The Jews of Kaifeng - Chinese Jews on the Banks of the Yellow River


1984

The exhibition “The Jews of Kaifeng” recounts the story of a small community of Jews who lived in Central China, in the city of Kaifeng. Jews initially arrived in China from the Near East by way of the Silk Route – the commercial road linking China to the West – more than 1,000 years ago, and settled in different cities, among them Kaifeng, which was then the capital of the North Sung Dynasty. Their relations with the rest of the Jewish world were tenuous; and when, in the 16th century, China shut itself off from the West, these relations ceased completely. only in the 17th century, following the Jesuit missionaries’ arrival in China, did new reports reach Europe of Jews who were indistinguishable from their Chinese neighbors in appearance, yet who maintained a Jewish way of life. The size of this community probably never exceeded 1,000 to 2,000 people. They were well integrated into the surrounding environment, economically well established and of respected status. Some even gained high official rank. Their synagogue, which resembled a Chinese temple, was originally founded in 1163.

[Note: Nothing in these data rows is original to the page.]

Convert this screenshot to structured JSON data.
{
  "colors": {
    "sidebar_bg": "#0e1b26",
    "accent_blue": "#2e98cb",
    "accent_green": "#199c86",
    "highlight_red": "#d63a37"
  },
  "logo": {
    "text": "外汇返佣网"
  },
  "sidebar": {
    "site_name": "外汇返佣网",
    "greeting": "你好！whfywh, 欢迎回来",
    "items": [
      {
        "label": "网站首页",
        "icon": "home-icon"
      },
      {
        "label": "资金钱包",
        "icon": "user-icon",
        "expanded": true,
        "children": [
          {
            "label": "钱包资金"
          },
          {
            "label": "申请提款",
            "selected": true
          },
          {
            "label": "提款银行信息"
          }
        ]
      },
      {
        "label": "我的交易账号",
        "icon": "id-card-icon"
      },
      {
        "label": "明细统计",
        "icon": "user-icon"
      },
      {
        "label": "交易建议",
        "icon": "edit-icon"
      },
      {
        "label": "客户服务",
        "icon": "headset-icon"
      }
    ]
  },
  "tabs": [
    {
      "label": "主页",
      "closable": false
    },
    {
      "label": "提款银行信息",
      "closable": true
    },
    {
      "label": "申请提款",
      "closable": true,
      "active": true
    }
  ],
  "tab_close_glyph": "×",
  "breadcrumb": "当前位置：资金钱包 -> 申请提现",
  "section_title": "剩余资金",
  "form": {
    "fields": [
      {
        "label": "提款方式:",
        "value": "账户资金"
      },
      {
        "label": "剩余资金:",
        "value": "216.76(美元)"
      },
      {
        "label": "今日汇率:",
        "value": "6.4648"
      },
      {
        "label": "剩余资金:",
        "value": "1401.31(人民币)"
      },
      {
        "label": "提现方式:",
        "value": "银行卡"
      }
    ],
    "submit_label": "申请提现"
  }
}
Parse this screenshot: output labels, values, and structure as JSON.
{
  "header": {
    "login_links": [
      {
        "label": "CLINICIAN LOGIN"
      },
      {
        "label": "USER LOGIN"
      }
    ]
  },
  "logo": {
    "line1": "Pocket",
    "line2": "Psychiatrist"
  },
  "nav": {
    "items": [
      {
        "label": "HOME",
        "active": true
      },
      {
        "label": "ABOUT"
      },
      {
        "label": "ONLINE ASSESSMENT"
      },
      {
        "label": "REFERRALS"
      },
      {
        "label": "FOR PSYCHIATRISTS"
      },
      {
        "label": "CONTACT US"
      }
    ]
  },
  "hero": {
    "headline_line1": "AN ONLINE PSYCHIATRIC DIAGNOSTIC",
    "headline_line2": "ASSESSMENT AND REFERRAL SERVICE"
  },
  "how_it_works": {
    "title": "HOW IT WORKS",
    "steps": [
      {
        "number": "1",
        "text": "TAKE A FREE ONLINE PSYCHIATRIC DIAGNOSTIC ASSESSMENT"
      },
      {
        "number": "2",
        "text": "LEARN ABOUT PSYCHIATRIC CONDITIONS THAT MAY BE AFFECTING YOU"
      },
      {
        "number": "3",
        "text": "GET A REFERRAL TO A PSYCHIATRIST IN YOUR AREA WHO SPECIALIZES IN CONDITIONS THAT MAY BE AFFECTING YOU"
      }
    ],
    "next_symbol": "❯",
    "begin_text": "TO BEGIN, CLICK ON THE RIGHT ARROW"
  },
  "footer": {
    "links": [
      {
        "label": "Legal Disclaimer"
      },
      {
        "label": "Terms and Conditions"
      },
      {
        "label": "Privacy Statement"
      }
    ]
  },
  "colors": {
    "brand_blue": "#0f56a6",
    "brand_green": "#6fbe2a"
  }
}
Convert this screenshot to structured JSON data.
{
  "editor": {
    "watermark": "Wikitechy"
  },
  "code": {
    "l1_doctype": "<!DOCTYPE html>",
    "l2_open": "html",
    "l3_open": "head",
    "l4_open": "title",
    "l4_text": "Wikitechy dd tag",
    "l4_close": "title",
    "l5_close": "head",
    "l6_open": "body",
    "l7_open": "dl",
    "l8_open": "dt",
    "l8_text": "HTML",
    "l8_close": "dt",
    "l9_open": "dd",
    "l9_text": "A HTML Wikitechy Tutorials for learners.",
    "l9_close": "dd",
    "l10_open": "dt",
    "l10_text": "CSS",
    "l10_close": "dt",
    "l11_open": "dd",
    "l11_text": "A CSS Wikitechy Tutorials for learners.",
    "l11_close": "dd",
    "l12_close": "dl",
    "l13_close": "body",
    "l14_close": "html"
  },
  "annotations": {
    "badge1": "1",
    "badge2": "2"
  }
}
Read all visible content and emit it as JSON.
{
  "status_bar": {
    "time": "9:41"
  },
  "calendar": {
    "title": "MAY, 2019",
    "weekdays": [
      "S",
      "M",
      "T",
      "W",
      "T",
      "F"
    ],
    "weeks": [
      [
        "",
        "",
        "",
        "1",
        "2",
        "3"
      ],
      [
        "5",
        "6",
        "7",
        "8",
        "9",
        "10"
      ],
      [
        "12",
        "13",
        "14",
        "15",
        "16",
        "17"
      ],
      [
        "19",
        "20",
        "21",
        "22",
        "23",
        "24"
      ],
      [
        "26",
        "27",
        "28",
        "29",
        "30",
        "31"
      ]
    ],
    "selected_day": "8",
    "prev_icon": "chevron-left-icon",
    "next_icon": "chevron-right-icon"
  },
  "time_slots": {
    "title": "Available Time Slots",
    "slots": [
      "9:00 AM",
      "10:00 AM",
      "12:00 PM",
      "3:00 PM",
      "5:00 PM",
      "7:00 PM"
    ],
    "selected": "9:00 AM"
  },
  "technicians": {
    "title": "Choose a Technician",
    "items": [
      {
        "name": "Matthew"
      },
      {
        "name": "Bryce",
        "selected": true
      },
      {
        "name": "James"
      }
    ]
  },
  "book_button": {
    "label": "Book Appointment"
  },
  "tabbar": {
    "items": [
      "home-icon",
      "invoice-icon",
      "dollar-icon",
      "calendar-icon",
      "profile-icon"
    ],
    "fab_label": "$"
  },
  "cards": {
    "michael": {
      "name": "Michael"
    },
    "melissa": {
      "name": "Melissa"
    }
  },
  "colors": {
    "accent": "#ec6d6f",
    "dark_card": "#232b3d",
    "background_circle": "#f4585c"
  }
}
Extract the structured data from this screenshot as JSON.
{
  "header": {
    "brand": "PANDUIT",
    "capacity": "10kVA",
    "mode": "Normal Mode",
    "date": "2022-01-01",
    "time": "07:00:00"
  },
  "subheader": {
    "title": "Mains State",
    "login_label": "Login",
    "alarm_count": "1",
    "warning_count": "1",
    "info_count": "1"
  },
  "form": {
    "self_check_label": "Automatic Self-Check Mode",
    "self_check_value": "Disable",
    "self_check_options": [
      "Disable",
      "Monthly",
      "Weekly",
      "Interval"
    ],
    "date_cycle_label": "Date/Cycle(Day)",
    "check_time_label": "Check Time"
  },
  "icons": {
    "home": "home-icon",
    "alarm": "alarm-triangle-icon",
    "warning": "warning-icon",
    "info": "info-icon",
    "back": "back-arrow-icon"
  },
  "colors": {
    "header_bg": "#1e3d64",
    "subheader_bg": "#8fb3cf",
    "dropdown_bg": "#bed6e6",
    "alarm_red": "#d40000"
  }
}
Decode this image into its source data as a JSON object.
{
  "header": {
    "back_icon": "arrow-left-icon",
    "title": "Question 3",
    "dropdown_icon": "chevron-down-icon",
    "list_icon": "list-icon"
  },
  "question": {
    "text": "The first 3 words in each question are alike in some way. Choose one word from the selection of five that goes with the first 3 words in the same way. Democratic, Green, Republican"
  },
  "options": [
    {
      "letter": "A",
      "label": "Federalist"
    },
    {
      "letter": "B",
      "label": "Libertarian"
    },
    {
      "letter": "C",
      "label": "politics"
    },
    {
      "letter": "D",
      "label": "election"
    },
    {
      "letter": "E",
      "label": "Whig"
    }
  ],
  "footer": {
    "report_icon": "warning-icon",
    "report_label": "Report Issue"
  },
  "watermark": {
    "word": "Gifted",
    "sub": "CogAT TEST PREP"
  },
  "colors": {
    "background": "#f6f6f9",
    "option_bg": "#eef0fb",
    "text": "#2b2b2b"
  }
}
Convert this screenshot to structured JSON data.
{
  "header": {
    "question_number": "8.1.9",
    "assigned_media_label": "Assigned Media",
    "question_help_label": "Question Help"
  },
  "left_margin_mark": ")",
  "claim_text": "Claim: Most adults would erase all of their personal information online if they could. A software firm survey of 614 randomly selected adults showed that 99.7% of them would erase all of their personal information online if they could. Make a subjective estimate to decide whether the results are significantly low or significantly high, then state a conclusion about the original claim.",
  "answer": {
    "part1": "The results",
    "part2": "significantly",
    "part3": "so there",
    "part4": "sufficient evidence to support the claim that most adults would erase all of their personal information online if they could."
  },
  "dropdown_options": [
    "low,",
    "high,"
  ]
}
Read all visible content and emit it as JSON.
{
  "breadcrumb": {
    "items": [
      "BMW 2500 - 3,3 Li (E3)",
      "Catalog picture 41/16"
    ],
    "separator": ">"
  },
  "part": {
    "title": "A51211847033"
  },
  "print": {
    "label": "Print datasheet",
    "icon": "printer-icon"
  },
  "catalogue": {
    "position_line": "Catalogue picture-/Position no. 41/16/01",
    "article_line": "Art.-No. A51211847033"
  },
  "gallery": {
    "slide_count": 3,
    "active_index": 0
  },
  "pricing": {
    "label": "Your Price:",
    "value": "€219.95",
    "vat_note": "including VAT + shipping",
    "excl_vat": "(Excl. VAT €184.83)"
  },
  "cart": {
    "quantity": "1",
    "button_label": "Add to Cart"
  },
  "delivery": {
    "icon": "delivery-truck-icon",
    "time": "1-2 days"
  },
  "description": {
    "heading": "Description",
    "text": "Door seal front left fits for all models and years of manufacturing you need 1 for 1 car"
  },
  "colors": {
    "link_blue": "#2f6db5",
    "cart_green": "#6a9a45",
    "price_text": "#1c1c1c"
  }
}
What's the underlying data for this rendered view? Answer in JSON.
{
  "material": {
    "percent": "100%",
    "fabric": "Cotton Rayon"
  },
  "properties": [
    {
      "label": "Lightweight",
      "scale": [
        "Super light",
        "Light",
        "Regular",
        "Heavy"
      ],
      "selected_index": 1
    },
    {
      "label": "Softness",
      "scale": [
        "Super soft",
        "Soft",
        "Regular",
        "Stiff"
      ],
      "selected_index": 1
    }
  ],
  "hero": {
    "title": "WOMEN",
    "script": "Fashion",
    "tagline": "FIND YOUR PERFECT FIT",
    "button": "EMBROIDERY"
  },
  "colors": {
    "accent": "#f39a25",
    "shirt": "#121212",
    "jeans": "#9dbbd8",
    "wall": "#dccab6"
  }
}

Curator: Leorah Kroyanker

Historical Consultants: Prof. Irene Eber, Michael Pollak

Design: David Gafni